Ameen, Al-Rawi spar over flood clean-up

The content originally appeared on: Trinidad and Tobago Newsday

FILE PHOTO: In a common scene at Bamboo No 2, Valsayn South on Friday, flood damaged furniture and appliances are laid out in the front yard of a home during clean-up efforts. –

ST AUGUSTINE MP Khadijah Ameen on Wednesday claimed a possible health hazard developing in flood-hit areas, owing to the Government’s alleged slowness in cleaning up after the recent floods, but any negligence was flatly denied to Newsday by Minister of Local Government Faris Al-Rawi.

In a statement, Ameen complained “Al-Rawi needs to get his act together” in his flood-relief efforts, while UNC MPs and councillors were on the ground in the flood-affected areas.

She alleged a lack of support from public agencies. “One area of serious concern is the timely removal of damaged, flood-soaked household items.”

Ameen said the problem was not a lack of resources, but allegedly poor co-ordination and an absence of any political directive from the Government.

She called for a pooling and co-ordination of resources among all 14 regional corporations and CEPEP to provide more manual labour, power washing, water trucks, dump trucks, and backhoes. Ameen urged overtime pay for public workers involved in the clean-up.

Ameen alleged a potential public health hazard in flooded areas owing to the slow removal of flood-soaked clothing, beds, furniture, appliances and other items, plus the associated stench and dust.

“In some areas this stench is unbearable and the limited resources assigned and lack of proper co-ordination must be addressed immediately.”

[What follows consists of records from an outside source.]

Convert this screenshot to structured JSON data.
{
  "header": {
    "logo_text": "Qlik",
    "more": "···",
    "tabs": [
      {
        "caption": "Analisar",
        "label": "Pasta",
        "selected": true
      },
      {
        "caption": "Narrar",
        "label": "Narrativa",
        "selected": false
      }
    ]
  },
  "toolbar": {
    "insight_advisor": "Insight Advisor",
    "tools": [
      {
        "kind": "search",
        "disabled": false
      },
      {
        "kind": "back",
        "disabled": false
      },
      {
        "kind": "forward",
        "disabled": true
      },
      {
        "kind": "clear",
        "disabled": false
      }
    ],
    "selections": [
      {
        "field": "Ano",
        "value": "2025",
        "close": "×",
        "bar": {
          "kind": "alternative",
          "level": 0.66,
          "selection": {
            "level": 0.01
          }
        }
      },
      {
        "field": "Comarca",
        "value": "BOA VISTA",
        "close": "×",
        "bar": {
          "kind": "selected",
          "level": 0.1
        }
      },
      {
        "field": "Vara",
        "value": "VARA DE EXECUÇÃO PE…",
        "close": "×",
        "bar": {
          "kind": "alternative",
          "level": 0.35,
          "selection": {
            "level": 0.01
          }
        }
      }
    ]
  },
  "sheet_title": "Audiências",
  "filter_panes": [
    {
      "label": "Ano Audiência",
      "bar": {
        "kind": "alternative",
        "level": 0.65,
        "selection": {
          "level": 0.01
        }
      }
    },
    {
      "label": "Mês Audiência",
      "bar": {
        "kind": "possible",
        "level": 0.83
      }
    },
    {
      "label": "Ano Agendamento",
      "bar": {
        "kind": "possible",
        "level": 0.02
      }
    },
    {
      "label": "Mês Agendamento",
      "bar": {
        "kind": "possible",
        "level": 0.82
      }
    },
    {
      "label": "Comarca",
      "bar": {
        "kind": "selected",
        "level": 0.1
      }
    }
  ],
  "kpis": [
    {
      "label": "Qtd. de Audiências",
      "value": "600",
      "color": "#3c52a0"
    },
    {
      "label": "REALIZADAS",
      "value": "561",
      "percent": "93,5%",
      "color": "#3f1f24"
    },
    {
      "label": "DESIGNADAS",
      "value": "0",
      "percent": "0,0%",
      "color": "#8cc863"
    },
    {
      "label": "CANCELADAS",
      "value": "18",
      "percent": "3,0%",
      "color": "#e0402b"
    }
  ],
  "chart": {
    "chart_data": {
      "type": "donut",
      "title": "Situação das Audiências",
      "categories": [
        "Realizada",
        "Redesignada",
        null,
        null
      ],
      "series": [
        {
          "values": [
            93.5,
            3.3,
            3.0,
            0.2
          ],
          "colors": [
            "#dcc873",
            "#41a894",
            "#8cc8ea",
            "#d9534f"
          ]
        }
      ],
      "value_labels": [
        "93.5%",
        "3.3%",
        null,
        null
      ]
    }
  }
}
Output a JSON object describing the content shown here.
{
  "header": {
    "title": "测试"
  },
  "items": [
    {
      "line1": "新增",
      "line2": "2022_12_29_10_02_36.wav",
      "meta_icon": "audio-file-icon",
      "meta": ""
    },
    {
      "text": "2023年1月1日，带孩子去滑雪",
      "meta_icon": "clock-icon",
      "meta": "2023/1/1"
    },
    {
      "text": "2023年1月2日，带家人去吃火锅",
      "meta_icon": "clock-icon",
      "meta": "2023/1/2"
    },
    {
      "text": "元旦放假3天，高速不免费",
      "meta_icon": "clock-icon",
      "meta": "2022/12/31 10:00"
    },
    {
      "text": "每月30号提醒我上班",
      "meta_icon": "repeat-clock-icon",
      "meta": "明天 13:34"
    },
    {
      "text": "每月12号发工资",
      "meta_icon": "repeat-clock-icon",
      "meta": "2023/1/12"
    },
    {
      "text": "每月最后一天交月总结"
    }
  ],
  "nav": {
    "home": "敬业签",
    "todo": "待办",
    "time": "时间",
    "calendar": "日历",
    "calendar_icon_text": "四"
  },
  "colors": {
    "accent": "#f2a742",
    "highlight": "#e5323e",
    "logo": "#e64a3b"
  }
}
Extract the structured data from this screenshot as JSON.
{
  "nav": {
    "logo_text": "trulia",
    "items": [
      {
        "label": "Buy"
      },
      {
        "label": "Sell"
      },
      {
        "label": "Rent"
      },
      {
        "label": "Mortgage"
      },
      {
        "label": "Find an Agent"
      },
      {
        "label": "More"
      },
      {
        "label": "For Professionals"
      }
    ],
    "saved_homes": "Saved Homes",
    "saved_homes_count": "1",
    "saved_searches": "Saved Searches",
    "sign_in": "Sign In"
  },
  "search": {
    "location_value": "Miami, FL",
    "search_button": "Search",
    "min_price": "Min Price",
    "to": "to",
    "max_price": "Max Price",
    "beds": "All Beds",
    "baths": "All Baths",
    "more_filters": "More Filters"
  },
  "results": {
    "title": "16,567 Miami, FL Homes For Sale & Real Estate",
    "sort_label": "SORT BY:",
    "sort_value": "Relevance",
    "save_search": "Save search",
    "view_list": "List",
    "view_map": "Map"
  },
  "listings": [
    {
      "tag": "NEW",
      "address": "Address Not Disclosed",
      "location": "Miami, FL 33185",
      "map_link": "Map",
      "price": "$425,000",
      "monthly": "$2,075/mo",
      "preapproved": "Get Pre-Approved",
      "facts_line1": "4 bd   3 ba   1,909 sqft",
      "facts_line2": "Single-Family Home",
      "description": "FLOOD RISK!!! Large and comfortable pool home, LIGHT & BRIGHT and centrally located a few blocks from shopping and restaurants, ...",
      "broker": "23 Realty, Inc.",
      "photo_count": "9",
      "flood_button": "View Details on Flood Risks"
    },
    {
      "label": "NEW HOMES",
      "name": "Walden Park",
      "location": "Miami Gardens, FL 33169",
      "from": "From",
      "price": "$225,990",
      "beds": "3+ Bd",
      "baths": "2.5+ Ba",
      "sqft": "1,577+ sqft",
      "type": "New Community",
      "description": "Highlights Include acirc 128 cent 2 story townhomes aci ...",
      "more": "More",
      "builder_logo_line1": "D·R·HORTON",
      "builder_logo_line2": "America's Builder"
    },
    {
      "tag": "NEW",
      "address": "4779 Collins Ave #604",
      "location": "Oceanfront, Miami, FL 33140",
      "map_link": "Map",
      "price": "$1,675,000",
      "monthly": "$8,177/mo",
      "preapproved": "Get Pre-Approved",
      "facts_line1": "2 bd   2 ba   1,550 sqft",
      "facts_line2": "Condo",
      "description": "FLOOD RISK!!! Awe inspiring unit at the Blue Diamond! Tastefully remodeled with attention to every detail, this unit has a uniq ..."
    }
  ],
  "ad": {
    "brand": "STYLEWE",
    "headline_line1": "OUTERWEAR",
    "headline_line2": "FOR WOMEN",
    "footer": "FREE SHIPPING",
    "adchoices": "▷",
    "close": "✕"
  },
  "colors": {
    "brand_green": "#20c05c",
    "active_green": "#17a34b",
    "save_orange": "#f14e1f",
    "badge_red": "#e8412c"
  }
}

Al-Rawi sharply disagreed, talking to Newsday on Wednesday. He said relief was being delivered in a way no one had ever seen before.

“We’ve done door-to-door, CEPEP, clustered corporation activities – Port of Spain, San Juan/Laventille, Tunapuna/Piarco regional corporations. How much more can be done there, I don’t know.

“We have water trucks cleaning down, we have the Fire Service… There’s literally nothing else that can be done, that we are not doing. Just give us the time to do it. We are hard at work.”

He said his ministry and its agencies such as CEPEP, plus the Fire Service, WASA, volunteers and the Ministry of Social Development, were all now heavily engaged in disaster relief.

“I’m very, very pleased to see the extent of work we are engaged in. We physically have resources house by house. We’ve gone house to house and are continuing with that effort.”

He explained that apart from mitigating flooding, the aim was to get in to do a clean-up and assessment. Al-Rawi hailed the volunteers who helped, including hundreds of municipal police officers.

“A huge contingent from the municipal police went door to door to meet people to co-ordinate assessment and meet the DM (disaster management) and the Ministry of Social Development.

“We currently have clustered Port of Spain, San Juan/Laventille, Tunapuna/Piarco and Arima corporations and we brought those resources into several areas – South Valsayn, Bamboo.”

He said Mayaro was also being addressed.

“We are physically cleaning with CEPEP – yards and homes. We are transferring a massive amount of white waste, chairs and things that are all prejudiced.

“Very importantly, there have been very many overflowing sewers, we are also attending to make sure people have functionality of the sewer systems.

“We are cleaning roads with water trucks and other things.”

Al-Rawi said, “So it’s a massive relief operation.

“I want to thank all the very many hard-working people from all the agencies.”